WHAT NEEDS TO BE DONE: In the listing that follows, copy out each line that includes the word "ogrn".

LISTED RECORDS:
******

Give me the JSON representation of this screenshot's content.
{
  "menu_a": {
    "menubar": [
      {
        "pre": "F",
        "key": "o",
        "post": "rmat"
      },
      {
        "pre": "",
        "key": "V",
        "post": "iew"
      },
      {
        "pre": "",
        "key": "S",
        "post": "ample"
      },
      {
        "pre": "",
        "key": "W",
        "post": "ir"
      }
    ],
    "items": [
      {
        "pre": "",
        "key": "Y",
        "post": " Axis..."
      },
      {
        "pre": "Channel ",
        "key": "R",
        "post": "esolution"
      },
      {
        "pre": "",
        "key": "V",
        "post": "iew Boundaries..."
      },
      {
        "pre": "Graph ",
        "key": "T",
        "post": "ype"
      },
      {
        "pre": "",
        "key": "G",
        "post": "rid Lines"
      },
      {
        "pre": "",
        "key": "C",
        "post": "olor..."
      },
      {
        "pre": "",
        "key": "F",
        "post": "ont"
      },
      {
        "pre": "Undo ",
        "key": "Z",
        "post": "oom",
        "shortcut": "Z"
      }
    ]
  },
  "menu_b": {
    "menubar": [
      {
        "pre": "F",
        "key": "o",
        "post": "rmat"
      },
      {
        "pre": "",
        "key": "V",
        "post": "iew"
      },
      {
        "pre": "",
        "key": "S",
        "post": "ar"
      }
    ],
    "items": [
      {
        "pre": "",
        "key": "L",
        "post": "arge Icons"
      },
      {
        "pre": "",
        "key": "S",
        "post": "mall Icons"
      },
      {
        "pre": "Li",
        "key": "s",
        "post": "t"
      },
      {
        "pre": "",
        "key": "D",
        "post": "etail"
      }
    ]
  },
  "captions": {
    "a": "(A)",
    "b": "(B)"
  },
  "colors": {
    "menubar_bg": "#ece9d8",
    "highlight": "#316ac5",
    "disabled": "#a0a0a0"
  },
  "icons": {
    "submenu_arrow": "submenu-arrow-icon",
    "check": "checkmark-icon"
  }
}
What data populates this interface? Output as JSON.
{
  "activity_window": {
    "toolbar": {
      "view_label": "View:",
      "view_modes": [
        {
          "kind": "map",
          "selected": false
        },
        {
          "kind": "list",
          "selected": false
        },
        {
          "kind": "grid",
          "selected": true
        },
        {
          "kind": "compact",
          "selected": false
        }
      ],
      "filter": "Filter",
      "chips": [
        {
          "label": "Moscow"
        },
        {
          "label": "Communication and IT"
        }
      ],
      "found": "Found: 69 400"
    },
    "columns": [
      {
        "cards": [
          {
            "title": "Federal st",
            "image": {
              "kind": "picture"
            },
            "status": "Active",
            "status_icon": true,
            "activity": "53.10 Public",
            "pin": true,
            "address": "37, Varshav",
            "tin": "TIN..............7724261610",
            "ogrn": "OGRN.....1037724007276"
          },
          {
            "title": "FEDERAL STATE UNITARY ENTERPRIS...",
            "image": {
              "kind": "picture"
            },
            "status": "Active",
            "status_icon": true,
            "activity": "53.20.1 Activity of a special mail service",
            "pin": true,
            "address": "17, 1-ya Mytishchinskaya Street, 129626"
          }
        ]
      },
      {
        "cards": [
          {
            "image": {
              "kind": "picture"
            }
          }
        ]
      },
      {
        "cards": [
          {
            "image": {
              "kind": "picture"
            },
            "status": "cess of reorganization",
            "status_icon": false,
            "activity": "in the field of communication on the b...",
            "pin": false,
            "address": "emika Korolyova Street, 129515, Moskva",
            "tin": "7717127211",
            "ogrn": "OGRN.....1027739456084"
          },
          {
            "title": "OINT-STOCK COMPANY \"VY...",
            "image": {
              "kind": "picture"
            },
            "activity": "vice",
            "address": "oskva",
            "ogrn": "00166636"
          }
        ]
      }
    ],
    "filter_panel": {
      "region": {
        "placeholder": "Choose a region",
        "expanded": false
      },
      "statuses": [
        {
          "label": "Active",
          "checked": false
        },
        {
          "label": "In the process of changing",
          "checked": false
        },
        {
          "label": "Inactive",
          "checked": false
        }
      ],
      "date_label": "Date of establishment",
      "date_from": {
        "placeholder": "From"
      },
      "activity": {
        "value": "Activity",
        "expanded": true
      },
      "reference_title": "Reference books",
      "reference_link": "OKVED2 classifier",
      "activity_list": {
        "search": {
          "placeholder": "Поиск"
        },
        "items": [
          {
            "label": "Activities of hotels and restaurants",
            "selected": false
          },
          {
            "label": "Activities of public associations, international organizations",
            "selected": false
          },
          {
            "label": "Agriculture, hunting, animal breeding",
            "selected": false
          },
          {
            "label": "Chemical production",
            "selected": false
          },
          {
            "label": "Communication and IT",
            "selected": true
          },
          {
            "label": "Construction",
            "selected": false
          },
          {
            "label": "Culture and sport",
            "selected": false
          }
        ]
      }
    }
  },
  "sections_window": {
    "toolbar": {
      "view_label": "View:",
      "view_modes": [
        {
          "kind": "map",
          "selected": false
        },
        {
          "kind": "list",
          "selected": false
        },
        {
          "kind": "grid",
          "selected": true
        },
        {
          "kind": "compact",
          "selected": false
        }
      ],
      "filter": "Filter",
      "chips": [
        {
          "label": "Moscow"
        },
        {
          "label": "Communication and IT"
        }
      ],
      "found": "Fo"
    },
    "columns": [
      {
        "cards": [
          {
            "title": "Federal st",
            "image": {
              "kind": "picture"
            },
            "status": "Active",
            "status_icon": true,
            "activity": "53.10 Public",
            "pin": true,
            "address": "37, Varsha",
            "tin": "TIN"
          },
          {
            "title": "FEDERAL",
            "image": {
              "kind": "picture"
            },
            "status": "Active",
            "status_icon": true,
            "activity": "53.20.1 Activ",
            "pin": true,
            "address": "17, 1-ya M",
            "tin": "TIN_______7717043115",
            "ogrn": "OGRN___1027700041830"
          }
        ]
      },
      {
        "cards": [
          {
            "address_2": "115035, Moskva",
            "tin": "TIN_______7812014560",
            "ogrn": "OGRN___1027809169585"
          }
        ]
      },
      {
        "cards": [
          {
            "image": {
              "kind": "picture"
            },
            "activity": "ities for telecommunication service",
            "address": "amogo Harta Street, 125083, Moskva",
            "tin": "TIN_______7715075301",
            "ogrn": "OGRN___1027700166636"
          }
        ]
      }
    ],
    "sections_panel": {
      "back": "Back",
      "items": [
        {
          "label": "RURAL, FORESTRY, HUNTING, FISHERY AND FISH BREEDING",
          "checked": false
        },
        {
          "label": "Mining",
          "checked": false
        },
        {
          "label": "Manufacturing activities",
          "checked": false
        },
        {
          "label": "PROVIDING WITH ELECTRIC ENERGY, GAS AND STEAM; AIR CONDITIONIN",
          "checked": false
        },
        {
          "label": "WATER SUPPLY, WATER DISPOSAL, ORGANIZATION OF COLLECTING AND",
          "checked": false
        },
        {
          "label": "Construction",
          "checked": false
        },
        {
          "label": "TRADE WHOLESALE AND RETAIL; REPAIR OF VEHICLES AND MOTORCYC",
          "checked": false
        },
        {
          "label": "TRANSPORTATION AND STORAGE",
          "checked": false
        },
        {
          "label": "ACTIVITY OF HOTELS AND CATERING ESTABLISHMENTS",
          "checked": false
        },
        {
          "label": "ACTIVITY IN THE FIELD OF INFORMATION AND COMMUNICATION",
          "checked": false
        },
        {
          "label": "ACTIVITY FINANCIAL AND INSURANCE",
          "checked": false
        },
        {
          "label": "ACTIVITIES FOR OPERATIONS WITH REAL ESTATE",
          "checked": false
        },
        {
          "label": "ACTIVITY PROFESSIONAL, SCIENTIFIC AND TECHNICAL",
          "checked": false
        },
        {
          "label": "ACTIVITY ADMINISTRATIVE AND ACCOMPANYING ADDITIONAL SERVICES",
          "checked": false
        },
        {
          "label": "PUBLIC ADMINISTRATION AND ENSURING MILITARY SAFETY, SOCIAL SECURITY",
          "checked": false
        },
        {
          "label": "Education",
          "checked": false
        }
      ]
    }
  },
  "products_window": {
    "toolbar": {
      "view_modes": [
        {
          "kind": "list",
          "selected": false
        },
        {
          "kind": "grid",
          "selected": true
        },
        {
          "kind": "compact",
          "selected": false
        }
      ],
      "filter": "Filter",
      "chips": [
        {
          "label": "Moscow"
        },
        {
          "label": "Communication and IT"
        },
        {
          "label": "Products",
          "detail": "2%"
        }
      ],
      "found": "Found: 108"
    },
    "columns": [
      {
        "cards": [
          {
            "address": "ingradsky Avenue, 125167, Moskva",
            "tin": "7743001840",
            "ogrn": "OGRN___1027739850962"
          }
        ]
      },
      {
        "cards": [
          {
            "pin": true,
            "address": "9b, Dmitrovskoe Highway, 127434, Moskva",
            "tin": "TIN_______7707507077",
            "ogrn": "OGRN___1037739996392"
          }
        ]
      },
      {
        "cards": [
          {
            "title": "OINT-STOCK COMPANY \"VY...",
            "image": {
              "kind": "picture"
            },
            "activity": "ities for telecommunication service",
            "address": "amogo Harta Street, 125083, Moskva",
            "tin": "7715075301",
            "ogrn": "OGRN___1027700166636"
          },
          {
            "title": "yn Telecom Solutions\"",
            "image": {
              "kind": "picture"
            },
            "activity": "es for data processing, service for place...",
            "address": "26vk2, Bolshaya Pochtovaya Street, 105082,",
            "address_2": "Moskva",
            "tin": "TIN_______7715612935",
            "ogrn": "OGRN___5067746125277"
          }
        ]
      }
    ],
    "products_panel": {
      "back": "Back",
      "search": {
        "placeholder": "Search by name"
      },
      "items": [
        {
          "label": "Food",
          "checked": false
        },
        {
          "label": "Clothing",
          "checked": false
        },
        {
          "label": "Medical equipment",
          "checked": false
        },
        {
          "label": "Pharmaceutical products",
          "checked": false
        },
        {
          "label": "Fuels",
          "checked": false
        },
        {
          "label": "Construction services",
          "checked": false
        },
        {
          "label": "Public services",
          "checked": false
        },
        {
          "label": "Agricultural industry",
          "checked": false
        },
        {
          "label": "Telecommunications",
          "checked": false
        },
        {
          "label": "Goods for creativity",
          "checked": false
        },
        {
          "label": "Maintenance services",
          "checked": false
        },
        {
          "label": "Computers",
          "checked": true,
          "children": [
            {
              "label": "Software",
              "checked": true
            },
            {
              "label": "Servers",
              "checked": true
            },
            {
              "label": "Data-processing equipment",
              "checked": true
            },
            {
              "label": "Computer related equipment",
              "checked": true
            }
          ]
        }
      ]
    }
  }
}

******

YOUR SOLUTION:
            "ogrn": "OGRN.....1037724007276"
            "ogrn": "OGRN.....1027739456084"
            "ogrn": "00166636"
            "ogrn": "OGRN___1027700041830"
            "ogrn": "OGRN___1027809169585"
            "ogrn": "OGRN___1027700166636"
            "ogrn": "OGRN___1027739850962"
            "ogrn": "OGRN___1037739996392"
            "ogrn": "OGRN___1027700166636"
            "ogrn": "OGRN___5067746125277"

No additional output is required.